Answer: There is a one-to-one correspondence among them, in that order. 

Question: Are the three guṇas products or manifestations of these śaktis? 

Answer: No. These are two distinct energies. 

Question: Do these energies have spiritual manifestations as well? 

Answer: Yes. The spiritual counterparts are sat, cit, and ānanda. But they are not manifestations of these śaktis.

Question: We understand that the intelligence controls the mind and the mind controls the senses. Sattvaguṇa is superior to rajo-guṇa. However, during the primary creation, why does the mind appear from sāttvika ego, and intelligence appear from the rājasika ego?

Answer: The controlling feature is a characteristic of rajas. Buddhi performs the function of controlling the mind therefore it must be from rajas. We perceive things through our mind with the help of the senses. To perceive, sattva is necessary, because knowledge is a function of sattva. The mind really does not control the senses. Control is done with the help of buddhi. Because the mind is a product of sattva, it is peaceful by nature. It appears disturbed and turbulent because we have disturbed and agitated it. A child’s mind is peaceful and therefore children often appear to be serene and attractive. However, as we grow, we create disturbances for our mind. 

Question: In Śrīmad Bhāgavata 2.5.24, it is said, “That ahaṅkāra transforms into three types: derived from sattva, rajas, and tamas, called jñāna-śakti, kriyā-śakti, and dravya-śakti.” You said that sattva corresponds to jñāna-śakti.
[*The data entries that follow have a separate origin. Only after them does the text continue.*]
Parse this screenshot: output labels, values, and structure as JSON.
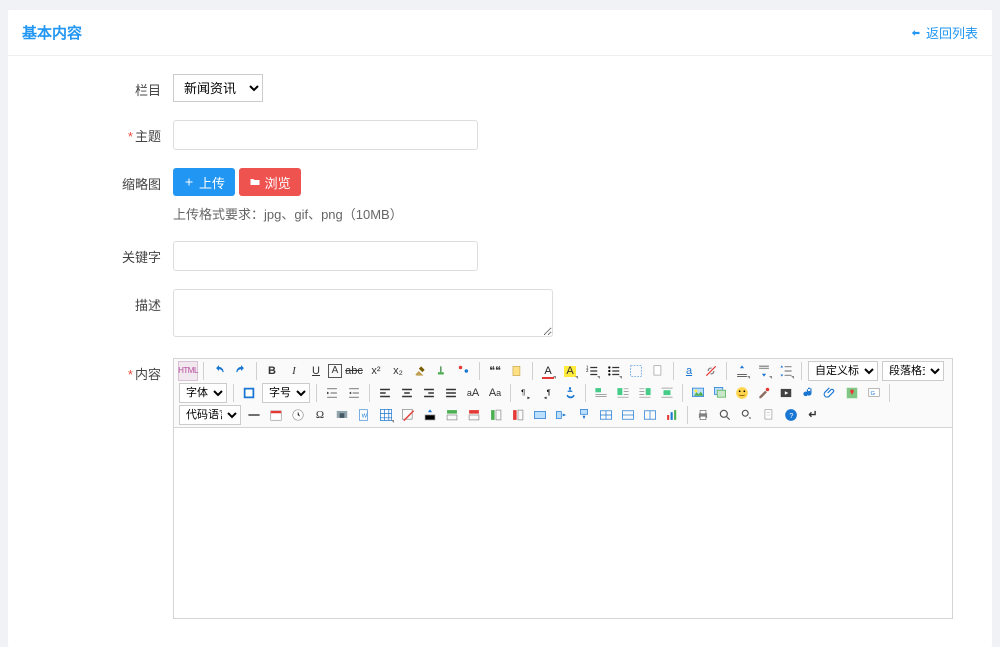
{
  "header": {
    "title": "基本内容",
    "back": "返回列表"
  },
  "form": {
    "column_label": "栏目",
    "column_value": "新闻资讯",
    "subject_label": "主题",
    "thumb_label": "缩略图",
    "upload_btn": "上传",
    "browse_btn": "浏览",
    "thumb_hint": "上传格式要求：jpg、gif、png（10MB）",
    "keyword_label": "关键字",
    "desc_label": "描述",
    "content_label": "内容"
  },
  "editor": {
    "src": "HTML",
    "custom_title": "自定义标题",
    "para_format": "段落格式",
    "font_family": "字体",
    "font_size": "字号",
    "code_lang": "代码语言",
    "bold": "B",
    "italic": "I",
    "underline": "U",
    "a_link": "a",
    "foreA": "A",
    "backA": "A",
    "t_upper": "T",
    "t_small": "t",
    "t_arrow": "T",
    "t_search": "T",
    "t_plain": "T",
    "quote": "❝❝",
    "omega": "Ω",
    "pagebreak": "↵"
  }
}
Do you mean that jñāna-śakti acts upon ahaṅkāra and produces sattva? 

Answer: It is ahaṅkāra in sattva that gives rise to jñāna-śakti.